Portfolios of the Poor : How the World’s Poor Live on $2 a Day is a book from 2010, by Daryl Collins, Jonathan Morduch, Stuart Rutherford, and Orlanda Ruthven. This article is intended to summarize my key takeaways from the book, and a reflection of opportunities available in Indonesia.
“Not having enough money is bad enough. Not being able to manage whatever money you have is worse.”
This sentence sums up the core point this book is trying to deliver to us. In this book, the authors assess how the poor manages their money in several countries (Bangladesh, India, South Africa), how each country differs, and what kind of instruments they use. The book offers an interesting take and meaning to money management for poor people. Instead of just looking at financial inclusion metrics such as savings accounts, the authors use the method of “financial diary” for households to record their cashflow and transactions.

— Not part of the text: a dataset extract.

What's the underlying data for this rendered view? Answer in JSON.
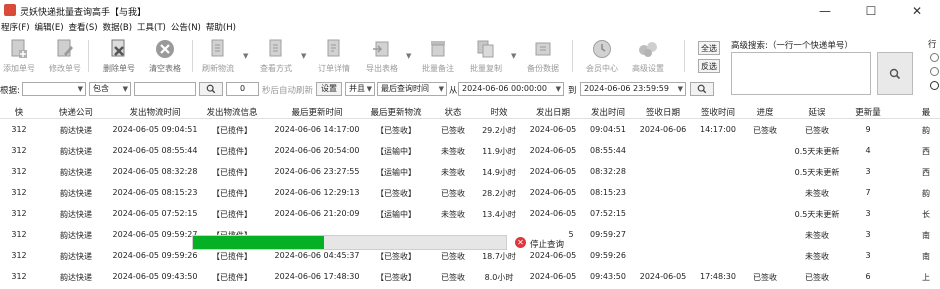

The Poor is not stupid
Poor households try their best to manage their money with the limited instruments that they have. A poor household can use up to 5-6 financial instruments to support their life. The lack of sustainability in their earnings combined with sudden expenses makes it difficult to gather up large sums of money. For example, when you hear that a person gets about 2$ per day on average, this does not mean that they can always get 2$ everyday. The volatility of income is very high, one day they make 10$, then makes 0$ for 5 days, then makes 1$ the next day, and then make 5$ the next day. On average, that’s 2$ per day, but it’s hard to plan ahead when they don’t know how much they can make tomorrow. This volatility also makes it tougher for the poor to be able to utilize insurance products which require premiums every month/year.
And there are occassions that will demand large lump sum of money, such as healthcare, weddings, funerals, sudden business opportunity. As it’s hard to gather a meaningful sum of money through daily earnings, even just 1 issue can wreak havoc on their livelihood.
The instruments that they use is community based
Such as savings club (like ‘arisan’ in Indonesia), loans from friends and family, paying back favor to friends and family, the poor relies on their community instead of formal institutions. The rate of interest if annualized is very high, but in reality, the interest are often not compounded and there’s the informal component where interest can be forgiven. This makes the loans more flexible to the needs of the poor and helps them in managing their money. Grameen bank’s top-up loan system helps them even more where for example, you took a 200$ loan, paid back 100$ plus 5$ interest, then you can take out 100$ loan again, so you have 200$ principal loan in the end.
The catch from community based instruments like these are that there’s no privacy, and can be stressful. Also, as most doesn’t have properly documented system, there’s a lack of transparency for people to know whether the service is honest/not.
Getting large sum of money done through loans instead of savings
As mentioned above, gathering a meaningful sum of money through daily earnings is difficult, and being disciplined to save in the face of sudden needs and situations makes it even more difficult. This is why many poor households get a meaningful sum of money through loans, and then they’re compelled to payback the loan in a flexible schedule. This makes them able to get a meaningful sum of money at the right time, while paying it back slowly.
Key areas to focus
- Reliability – The delivery of products and services at the promised time, in the promised amount, and at the promised price. In the face of all the unreliable factors in poor people’s lives, there needs a reliable financial services for the poor to utilize.
- Convenience – The chance to take and repay loans, make and withdraw deposits, frequently, close to home or work, quickly, privately, and unobtrusively.
- Flexibility – Ease with which transactions can be reconciled with cashflows.
- Structure – Regularities that promote self discipline, such as regular visit by bank workers, planned savings schedules, loan repayment schedules.
Where Indonesia Is At The Moment and The Opportunities
As branchless banking efforts improve, promoted heavily by Bank Indonesia (BI) and Indonesia Financial Services Authority (OJK), with the Laku Pandai program, I dare say Indonesia is at the forefront of innovation in micro financial services. With hundreds of thousands of Micro Financial Insitutions (MFI / LKM in Indonesian), micro financing in Indonesia is advanced and reached edges of the country that banks and other institutions cannot reach.
In the Laku Pandai program, anyone can be a bank agent. These agents are empowered to be the point of contact to their clients, can register their clients for savings, and can make deposit/withdrawals from the client’s savings account. They get some income from the transaction, the bank can reach more people, and more people can access financial services from banks.
With the volume and the number of people in Indonesia, innovation in financial services for the poor can have a multiplier effect and I believe it’s in the government’s best interest to encourage these innovations. 1 innovation can lead to it being adopted by multiple organizations to serve different markets.
Opportunities that I see in the horizon:
- Fintech to support microlending and other financial services
- Create brokerage services / agencies to utilize banks and financing companies services, and channel it to communities and remote areas
- Opportunity for consulting services to support people from all over the country to start a small financial services
- Systemizing ‘arisan’ / savings club through free application/website and creating an ‘arisan’ registry for financial services authority to keep track and protect these community based financial services